Bhutan’s first mega solar plant, which is planned for Sephu in Wangdue from March this year, awaits final approval from the Asian Development Bank (ADB).
“We are waiting for the final clearance from the ADB to award the contract,” Minister of Energy and Natural Resources, Loknath Sharma said, adding that lengthy procedures and formalities led to the delay.
Funded by ADB, the 17.38 megawatt (MW) utility-scale solar plant project in Sephu would take 18 months to complete. The plant will be built at a cost of Nu 1.4 billion.
Once complete, the plant is expected to generate 26.15 million (M) units of electricity, earning an annual revenue of Nu 132.29M.
Lyonpo said that the electricity produced from the plant would be tied to the national power grid which would add to the country’s energy security.
“We are importing 500 to 600MW of electricity in winter. The ministry plans to harness 300MW of solar energy in the next three years to offset this import,”Lyonpo said.
Bhutan, he said, cannot miss out on exploring solar energy because the plant’s construction period is less compared to hydro projects.

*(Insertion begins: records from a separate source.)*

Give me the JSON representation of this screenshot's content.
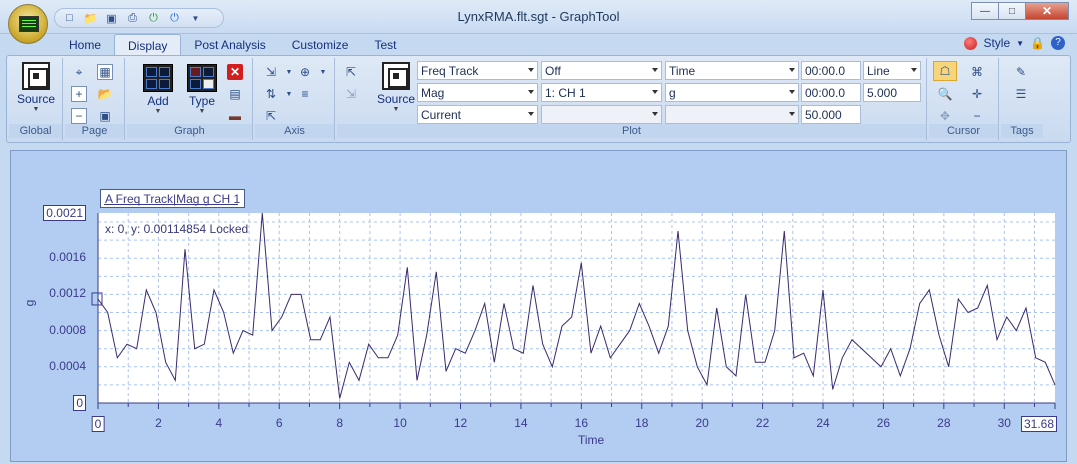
{
  "window": {
    "title": "LynxRMA.flt.sgt - GraphTool"
  },
  "qat": {
    "icons": [
      "new-icon",
      "open-icon",
      "save-icon",
      "print-icon",
      "power-green-icon",
      "power-blue-icon",
      "dropdown-icon"
    ]
  },
  "tabs": [
    "Home",
    "Display",
    "Post Analysis",
    "Customize",
    "Test"
  ],
  "active_tab": "Display",
  "style_menu": {
    "label": "Style"
  },
  "ribbon": {
    "groups": {
      "global": "Global",
      "page": "Page",
      "graph": "Graph",
      "axis": "Axis",
      "plot": "Plot",
      "cursor": "Cursor",
      "tags": "Tags"
    },
    "global_source": "Source",
    "graph_add": "Add",
    "graph_type": "Type",
    "plot_source": "Source",
    "plot_rows": [
      {
        "col1": "Freq Track",
        "col2": "Off",
        "col3": "Time",
        "col4": "00:00.0",
        "col5": "Line"
      },
      {
        "col1": "Mag",
        "col2": "1: CH 1",
        "col3": "g",
        "col4": "00:00.0",
        "col5": "5.000"
      },
      {
        "col1": "Current",
        "col2": "",
        "col3": "",
        "col4": "50.000",
        "col5": ""
      }
    ]
  },
  "plot": {
    "legend": "A Freq Track|Mag g CH 1",
    "cursor_readout": "x: 0, y: 0.00114854 Locked",
    "y_ticks": [
      "0.0021",
      "0.0016",
      "0.0012",
      "0.0008",
      "0.0004",
      "0"
    ],
    "x_ticks": [
      "0",
      "2",
      "4",
      "6",
      "8",
      "10",
      "12",
      "14",
      "16",
      "18",
      "20",
      "22",
      "24",
      "26",
      "28",
      "30",
      "31.68"
    ],
    "line_color": "#3a2a6e",
    "grid_color": "#a9c3f0"
  },
  "chart_data": {
    "type": "line",
    "title": "",
    "xlabel": "Time",
    "ylabel": "g",
    "xlim": [
      0,
      31.68
    ],
    "ylim": [
      0,
      0.0021
    ],
    "grid": true,
    "series": [
      {
        "name": "A Freq Track|Mag g CH 1",
        "x": [
          0,
          0.32,
          0.64,
          0.96,
          1.28,
          1.6,
          1.92,
          2.24,
          2.56,
          2.88,
          3.2,
          3.52,
          3.84,
          4.16,
          4.48,
          4.8,
          5.12,
          5.44,
          5.76,
          6.08,
          6.4,
          6.72,
          7.04,
          7.36,
          7.68,
          8.0,
          8.32,
          8.64,
          8.96,
          9.28,
          9.6,
          9.92,
          10.24,
          10.56,
          10.88,
          11.2,
          11.52,
          11.84,
          12.16,
          12.48,
          12.8,
          13.12,
          13.44,
          13.76,
          14.08,
          14.4,
          14.72,
          15.04,
          15.36,
          15.68,
          16.0,
          16.32,
          16.64,
          16.96,
          17.28,
          17.6,
          17.92,
          18.24,
          18.56,
          18.88,
          19.2,
          19.52,
          19.84,
          20.16,
          20.48,
          20.8,
          21.12,
          21.44,
          21.76,
          22.08,
          22.4,
          22.72,
          23.04,
          23.36,
          23.68,
          24.0,
          24.32,
          24.64,
          24.96,
          25.28,
          25.6,
          25.92,
          26.24,
          26.56,
          26.88,
          27.2,
          27.52,
          27.84,
          28.16,
          28.48,
          28.8,
          29.12,
          29.44,
          29.76,
          30.08,
          30.4,
          30.72,
          31.04,
          31.36,
          31.68
        ],
        "y": [
          0.00115,
          0.001,
          0.0005,
          0.00065,
          0.0006,
          0.00125,
          0.001,
          0.00045,
          0.00025,
          0.0017,
          0.0006,
          0.00065,
          0.00125,
          0.001,
          0.00055,
          0.0008,
          0.00075,
          0.0021,
          0.0008,
          0.00095,
          0.0012,
          0.0012,
          0.0007,
          0.0007,
          0.00095,
          5e-05,
          0.00045,
          0.00025,
          0.00065,
          0.0005,
          0.0005,
          0.00075,
          0.0015,
          0.00025,
          0.00075,
          0.00145,
          0.00035,
          0.0006,
          0.00055,
          0.0008,
          0.0011,
          0.00045,
          0.0011,
          0.0006,
          0.00055,
          0.0013,
          0.00065,
          0.0004,
          0.00085,
          0.00095,
          0.00155,
          0.00055,
          0.00085,
          0.0005,
          0.00065,
          0.0008,
          0.0011,
          0.00085,
          0.00055,
          0.00085,
          0.0019,
          0.0008,
          0.0004,
          0.0002,
          0.00105,
          0.0004,
          0.0003,
          0.0012,
          0.00045,
          0.00045,
          0.0008,
          0.0019,
          0.0005,
          0.00055,
          0.0003,
          0.00125,
          0.00015,
          0.0005,
          0.0007,
          0.0006,
          0.0005,
          0.0004,
          0.0006,
          0.0003,
          0.0006,
          0.0011,
          0.00125,
          0.00075,
          0.0004,
          0.00115,
          0.001,
          0.00105,
          0.0013,
          0.0007,
          0.00095,
          0.0008,
          0.00105,
          0.0005,
          0.00045,
          0.0002
        ]
      }
    ]
  }
}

According to Lyonpo, lack of funding is still a challenge and the government is seeking funding from international agencies.
As per the Renewable Energy Management Master Plan 2016, it is estimated that Bhutan has the potential to produce 12 gigawatts of solar and 760MW of wind energy.
The country’s current installed capacity for renewables, apart from large hydropower plants, only amounts to 9MW.
After the commissioning of the plant, the ownership of the power plant will be transferred to DGPC. DGPC will own, operate, and maintain the power plant and supply electricity to the Bhutanese national grid.
Bhutan Power Corporation will also be involved in the project because the Corporation is responsible for power evacuation lines in Bhutan.